Quotations About / On: FIRE
To awake your dormouse valor, to put fire in your heart, and brimstone in your liver.
(William Shakespeare (1564-1616), British dramatist, poet. Fabian, in Twelfth Night, act 3, sc. 2, l. 19-20.
Trying to provoke Sir Andrew to challenge Cesario (Viola); "brimstone" means sulphur.)
Keep up the fires of thought, and all will go well.
(Henry David Thoreau (1817-1862), U.S. philosopher, author, naturalist. Letter, September 26, 1859, to Harrison Blake, in The Writings of Henry David Thoreau, vol. 6, p. 356, Houghton Mifflin (1906).)
The property of rain is to wet and fire to burn.
(William Shakespeare (1564-1616), British dramatist, poet. Corin, in As You Like It, act 3, sc. 2, l. 26-7.
The shepherd's common sense.)
You can always see a face in the fire.
(Henry David Thoreau (1817-1862), U.S. philosopher, author, naturalist. Walden (1854), in The Writings of Henry David Thoreau, vol. 2, p. 281, Houghton Mifflin (1906).)
I never see thy face but I think upon hell-fire.
(William Shakespeare (1564-1616), British dramatist, poet. Falstaff, in Henry IV, Part 1, act 3, sc. 3, l. 31.
To Bardolph, whose nose is red.)
In dinner talk it is perhaps allowable to fling any faggot rather than let the fire go out.
(J.M. (James Matthew) Barrie (1860-1937), British playwright.
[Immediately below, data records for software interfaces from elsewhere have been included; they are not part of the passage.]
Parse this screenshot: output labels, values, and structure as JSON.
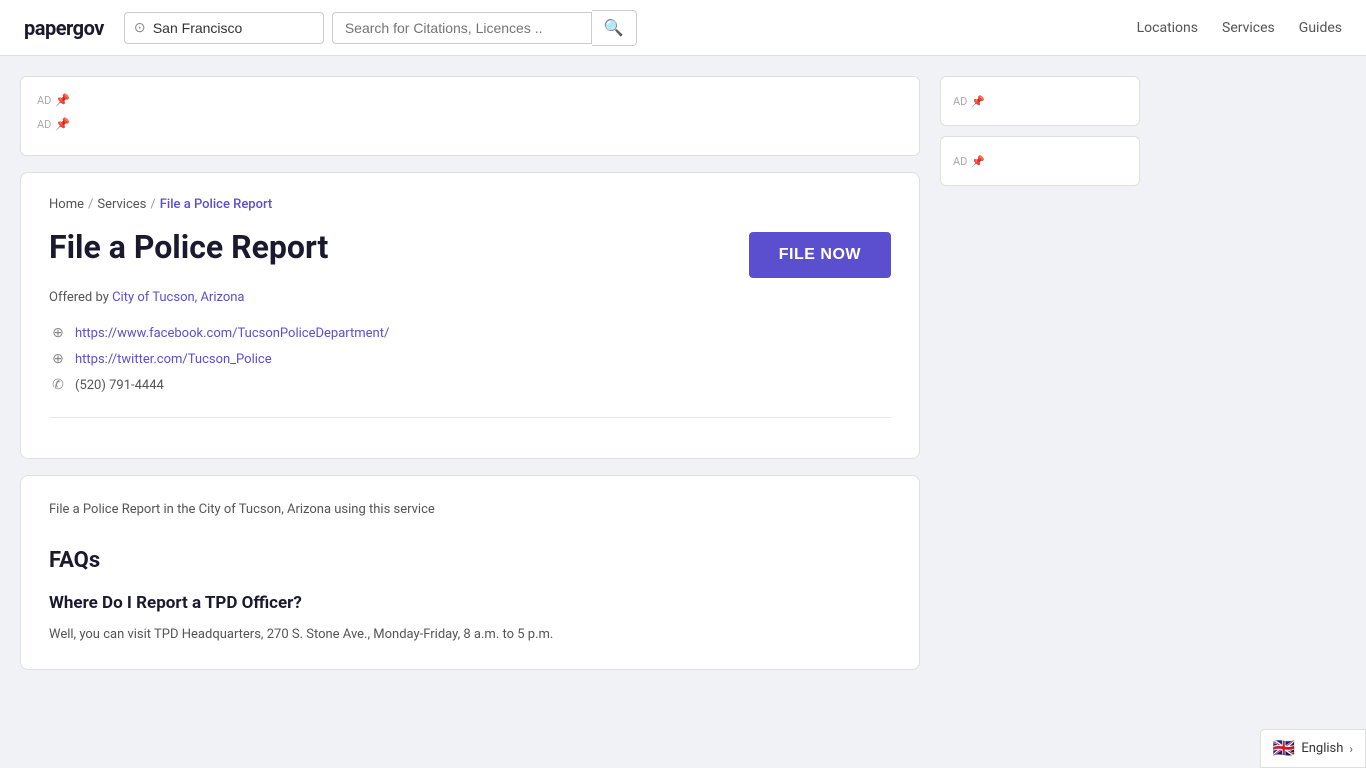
{
  "header": {
    "logo": "papergov",
    "location_placeholder": "San Francisco",
    "search_placeholder": "Search for Citations, Licences ..",
    "nav": {
      "locations": "Locations",
      "services": "Services",
      "guides": "Guides"
    }
  },
  "ads": {
    "label1": "AD",
    "label2": "AD",
    "sidebar_label1": "AD",
    "sidebar_label2": "AD"
  },
  "breadcrumb": {
    "home": "Home",
    "sep1": "/",
    "services": "Services",
    "sep2": "/",
    "current": "File a Police Report"
  },
  "service": {
    "title": "File a Police Report",
    "file_now_label": "FILE NOW",
    "offered_by_prefix": "Offered by",
    "offered_by_link": "City of Tucson, Arizona",
    "links": {
      "facebook": "https://www.facebook.com/TucsonPoliceDepartment/",
      "twitter": "https://twitter.com/Tucson_Police",
      "phone": "(520) 791-4444"
    }
  },
  "description": {
    "text": "File a Police Report in the City of Tucson, Arizona using this service",
    "faqs_title": "FAQs",
    "faq1": {
      "question": "Where Do I Report a TPD Officer?",
      "answer_preview": "Well, you can visit TPD Headquarters, 270 S. Stone Ave., Monday-Friday, 8 a.m. to 5 p.m."
    }
  },
  "language": {
    "flag": "🇬🇧",
    "label": "English"
  }
}
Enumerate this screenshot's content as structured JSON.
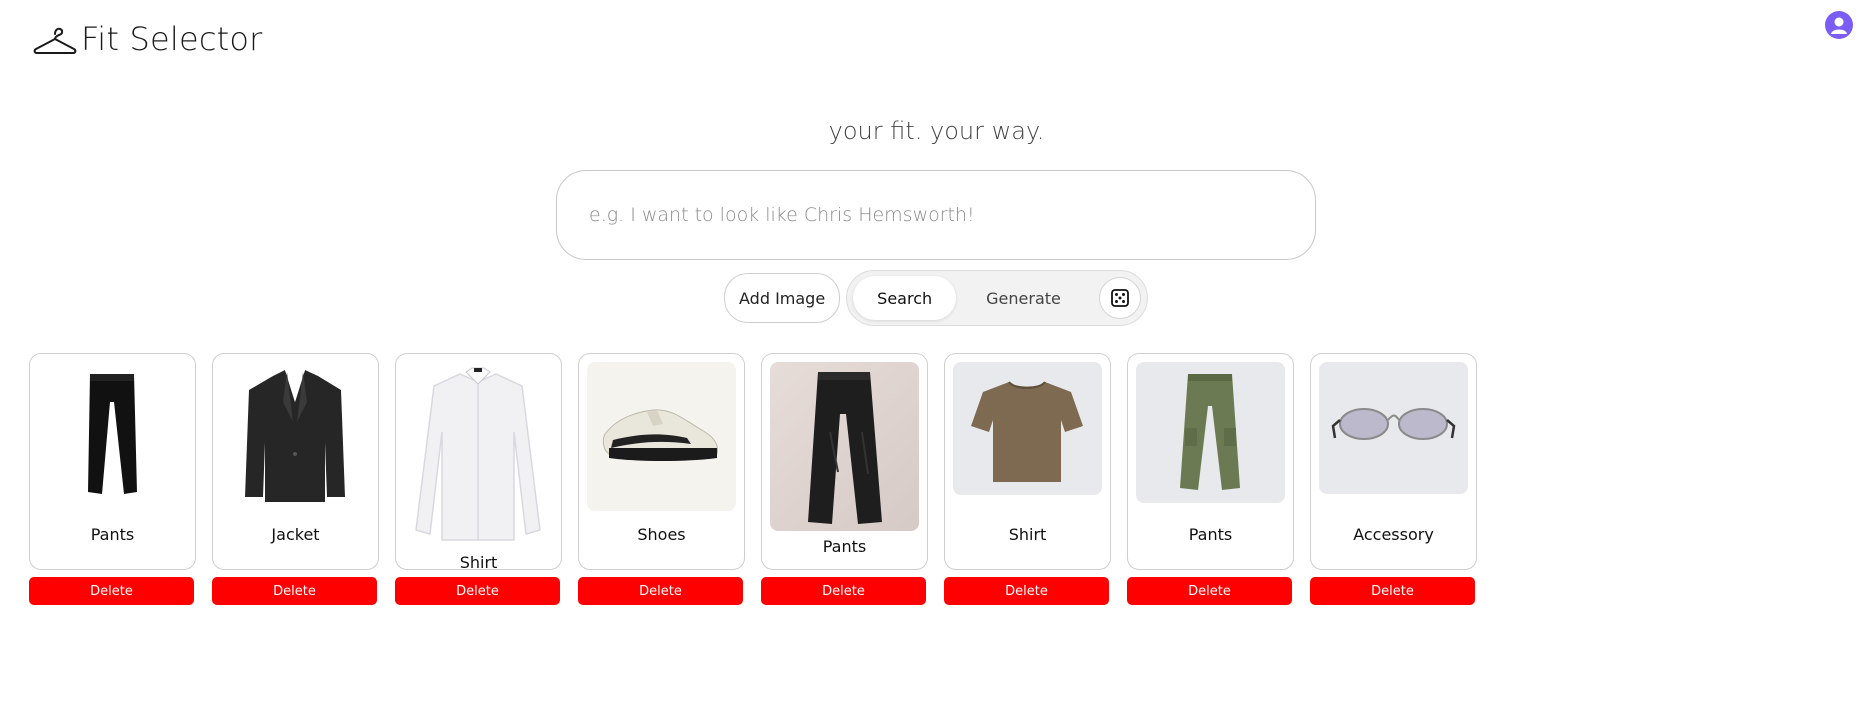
{
  "app": {
    "title": "Fit Selector"
  },
  "hero": {
    "tagline": "your fit. your way."
  },
  "search": {
    "placeholder": "e.g. I want to look like Chris Hemsworth!",
    "value": ""
  },
  "controls": {
    "add_image": "Add Image",
    "modes": [
      {
        "label": "Search",
        "active": true
      },
      {
        "label": "Generate",
        "active": false
      }
    ]
  },
  "colors": {
    "delete": "#ff0000",
    "avatar": "#7b5cf5"
  },
  "items": [
    {
      "label": "Pants",
      "delete_label": "Delete",
      "icon": "black-pants-image"
    },
    {
      "label": "Jacket",
      "delete_label": "Delete",
      "icon": "black-blazer-image"
    },
    {
      "label": "Shirt",
      "delete_label": "Delete",
      "icon": "white-dress-shirt-image"
    },
    {
      "label": "Shoes",
      "delete_label": "Delete",
      "icon": "salomon-sneaker-image"
    },
    {
      "label": "Pants",
      "delete_label": "Delete",
      "icon": "black-shell-pants-image"
    },
    {
      "label": "Shirt",
      "delete_label": "Delete",
      "icon": "brown-tshirt-image"
    },
    {
      "label": "Pants",
      "delete_label": "Delete",
      "icon": "olive-cargo-pants-image"
    },
    {
      "label": "Accessory",
      "delete_label": "Delete",
      "icon": "sunglasses-image"
    }
  ]
}
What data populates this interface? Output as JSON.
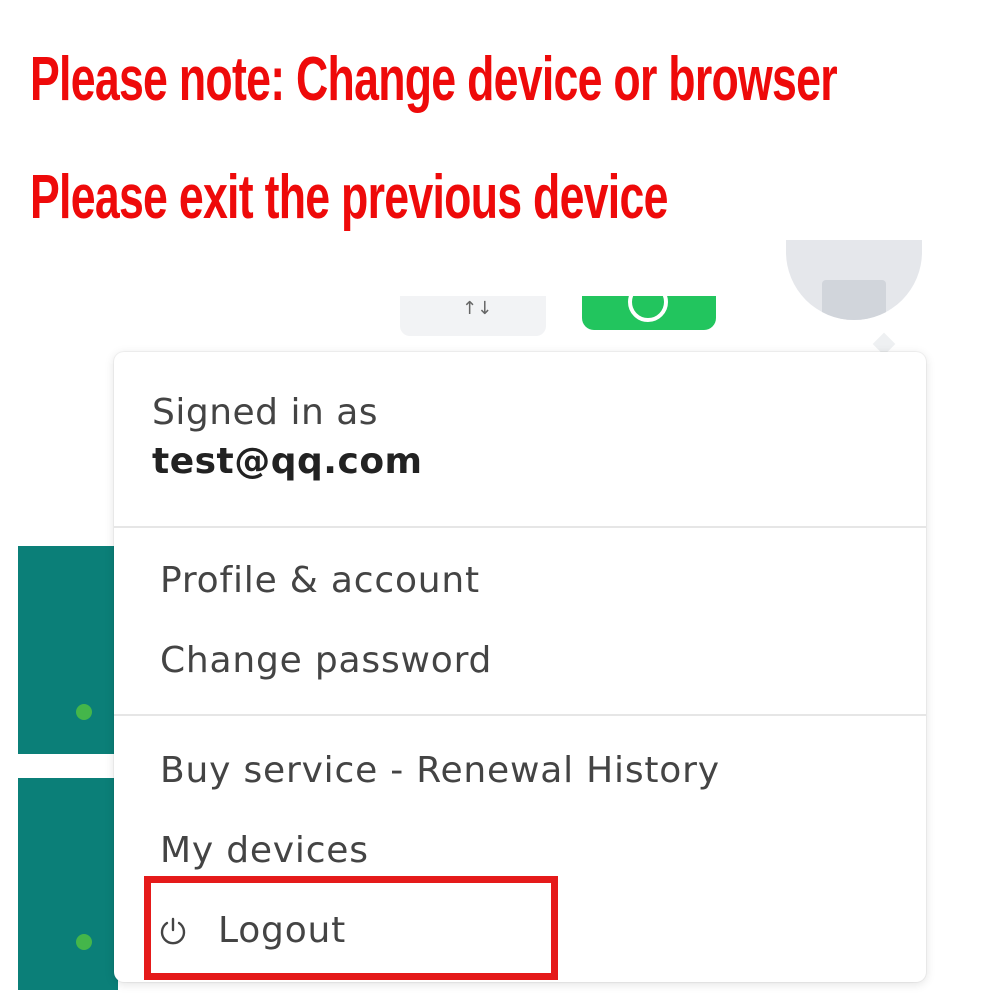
{
  "notice": {
    "line1": "Please note: Change device or browser",
    "line2": "Please exit the previous device"
  },
  "topbar": {
    "grey_button_glyph": "↑↓",
    "icons": [
      "action-icon",
      "whatsapp-icon",
      "avatar-icon"
    ]
  },
  "dropdown": {
    "signed_in_label": "Signed in as",
    "email": "test@qq.com",
    "items": [
      {
        "label": "Profile & account"
      },
      {
        "label": "Change password"
      },
      {
        "label": "Buy service - Renewal History"
      },
      {
        "label": "My devices"
      },
      {
        "label": "Logout",
        "icon": "power-icon"
      }
    ]
  },
  "colors": {
    "notice_red": "#ee0a0a",
    "highlight_red": "#e51a1a",
    "teal": "#0b7f78",
    "status_green": "#44b64a",
    "whatsapp_green": "#22c55e"
  }
}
Tommy and Grizel, ch. 3 (1900).)
Next to the striking of fire and the discovery of the wheel, the greatest triumph of what we call civilization was the domestication of the human male.
(Max Lerner (b. 1902), U.S. author, columnist. First published in New York Post (June 16, 1958). "The Revolt of the American Father," pt. 2, The Unfinished Country (1959).)
Love can no more continue without a constant motion than fire can; and when once you take hope and fear away, you take from it its very life and being.
(François, Duc De La Rochefoucauld (1613-1680), French writer, moralist. repr. F.A. Stokes Co., New York (c. 1930). Moral Maxims and Reflections, no. 76 (1665-1678), trans. London (1706).)
The trouble is that no devastating or redeeming fires have ever burnt in my life.... My life began by flickering out.
(Ivan Goncharov (1812-1891), Russian novelist. Oblomov, in Oblomov, pt. 2, ch. 4 (1859), trans. by David Magarshak (1954).)
It is hard to hate what one has loved, and a half-extinguished fire is soon relit.
(Pierre Corneille (1606-1684), French playwright. Sertorius, in Sertorius, act 1, sc. 3 (1662).)